  • Ready Player One by Ernest Cline
  • Where’d You Go, Bernadette by Maria Semple

Awards Won and Book Lists:

  • Alex Award
  • LA Times – Book Prize for First Fiction Finalist

Booktalking Ideas:

  • Description of the bookstore and Mr. Penumbra
  • Description of the suspicious bookstore clientele
  • Clay making progress in breaking the code

Book Discussion Questions or Ideas:

  • Do you agree or disagree with Gerritszoon’s message at the end about friendship?
  • What is the future of printed books?  Will they become obsolete like the tech at Google predicted?
  • How do technology and literature complement each other?  Or do they?

Why I Chose This:

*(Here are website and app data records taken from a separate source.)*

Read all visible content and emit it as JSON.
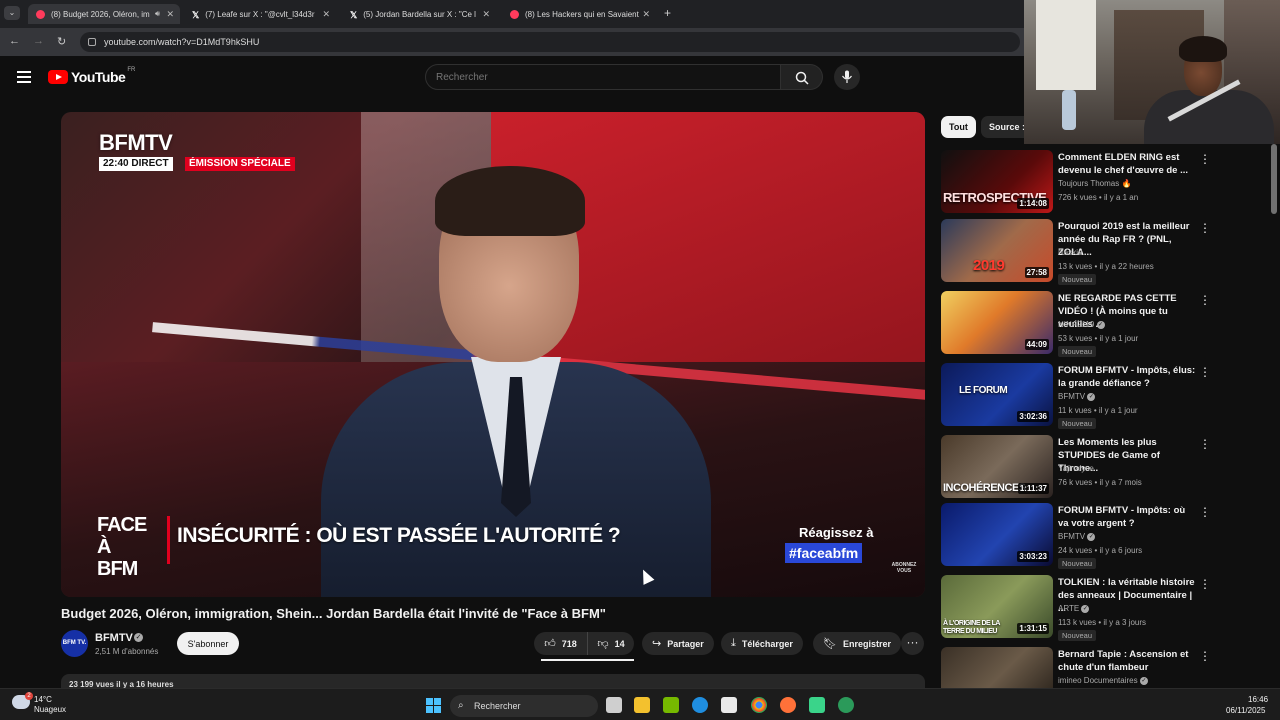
{
  "browser": {
    "tabs": [
      {
        "label": "(8) Budget 2026, Oléron, im",
        "icon": "youtube-icon"
      },
      {
        "label": "(7) Leafe sur X : \"@cvlt_l34d3r",
        "icon": "x-icon"
      },
      {
        "label": "(5) Jordan Bardella sur X : \"Ce l",
        "icon": "x-icon"
      },
      {
        "label": "(8) Les Hackers qui en Savaient",
        "icon": "youtube-icon"
      }
    ],
    "url": "youtube.com/watch?v=D1MdT9hkSHU"
  },
  "youtube": {
    "logo_text": "YouTube",
    "region": "FR",
    "search_placeholder": "Rechercher"
  },
  "player_overlay": {
    "brand": "BFMTV",
    "time": "22:40",
    "live": "DIRECT",
    "special": "ÉMISSION SPÉCIALE",
    "show_line1": "FACE À",
    "show_line2": "BFM",
    "headline": "INSÉCURITÉ : OÙ EST PASSÉE L'AUTORITÉ ?",
    "react": "Réagissez à",
    "hashtag": "#faceabfm",
    "small_line1": "ABONNEZ",
    "small_line2": "VOUS"
  },
  "video": {
    "title": "Budget 2026, Oléron, immigration, Shein... Jordan Bardella était l'invité de \"Face à BFM\"",
    "channel": "BFMTV",
    "avatar_text": "BFM TV.",
    "subscribers": "2,51 M d'abonnés",
    "subscribe_label": "S'abonner",
    "likes": "718",
    "dislikes": "14",
    "share_label": "Partager",
    "download_label": "Télécharger",
    "save_label": "Enregistrer",
    "description_peek": "23 199 vues  il y a 16 heures"
  },
  "chips": {
    "all": "Tout",
    "source": "Source :"
  },
  "recommendations": [
    {
      "title": "Comment ELDEN RING est devenu le chef d'œuvre de ...",
      "channel": "Toujours Thomas 🔥",
      "views": "726 k vues",
      "age": "il y a 1 an",
      "duration": "1:14:08",
      "thumb_text": "RETROSPECTIVE",
      "badge": ""
    },
    {
      "title": "Pourquoi 2019 est la meilleur année du Rap FR ? (PNL, ZOLA...",
      "channel": "Naskid",
      "views": "13 k vues",
      "age": "il y a 22 heures",
      "duration": "27:58",
      "thumb_text": "2019",
      "badge": "Nouveau"
    },
    {
      "title": "NE REGARDE PAS CETTE VIDÉO ! (À moins que tu veuilles ...",
      "channel": "NINA2119",
      "views": "53 k vues",
      "age": "il y a 1 jour",
      "duration": "44:09",
      "thumb_text": "",
      "badge": "Nouveau"
    },
    {
      "title": "FORUM BFMTV - Impôts, élus: la grande défiance ?",
      "channel": "BFMTV",
      "views": "11 k vues",
      "age": "il y a 1 jour",
      "duration": "3:02:36",
      "thumb_text": "LE FORUM",
      "badge": "Nouveau"
    },
    {
      "title": "Les Moments les plus STUPIDES de Game of Throne...",
      "channel": "Yajinalyse",
      "views": "76 k vues",
      "age": "il y a 7 mois",
      "duration": "1:11:37",
      "thumb_text": "INCOHÉRENCES",
      "badge": ""
    },
    {
      "title": "FORUM BFMTV - Impôts: où va votre argent ?",
      "channel": "BFMTV",
      "views": "24 k vues",
      "age": "il y a 6 jours",
      "duration": "3:03:23",
      "thumb_text": "",
      "badge": "Nouveau"
    },
    {
      "title": "TOLKIEN : la véritable histoire des anneaux | Documentaire | ...",
      "channel": "ARTE",
      "views": "113 k vues",
      "age": "il y a 3 jours",
      "duration": "1:31:15",
      "thumb_text": "À L'ORIGINE DE LA TERRE DU MILIEU",
      "badge": "Nouveau"
    },
    {
      "title": "Bernard Tapie : Ascension et chute d'un flambeur",
      "channel": "imineo Documentaires",
      "views": "",
      "age": "",
      "duration": "",
      "thumb_text": "",
      "badge": ""
    }
  ],
  "taskbar": {
    "temp": "14°C",
    "weather": "Nuageux",
    "weather_alert": "2",
    "search_label": "Rechercher",
    "time": "16:46",
    "date": "06/11/2025"
  }
}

The promise of nerdy pursuits, a supporting cast of quirky characters, a quest, Google, all encompassed in a 24 hour bookstore was what drew me to this book.  A 24-hour bookstore sounded like an interesting concept.  I wondered what would go on in a bookstore at the wee hours of the morning.  The group of misfits banding together to solve a problem (or puzzle/code in this case) was also appealing, as I enjoy unconventional characters and seeing how they fit together and find or make their own place in the world.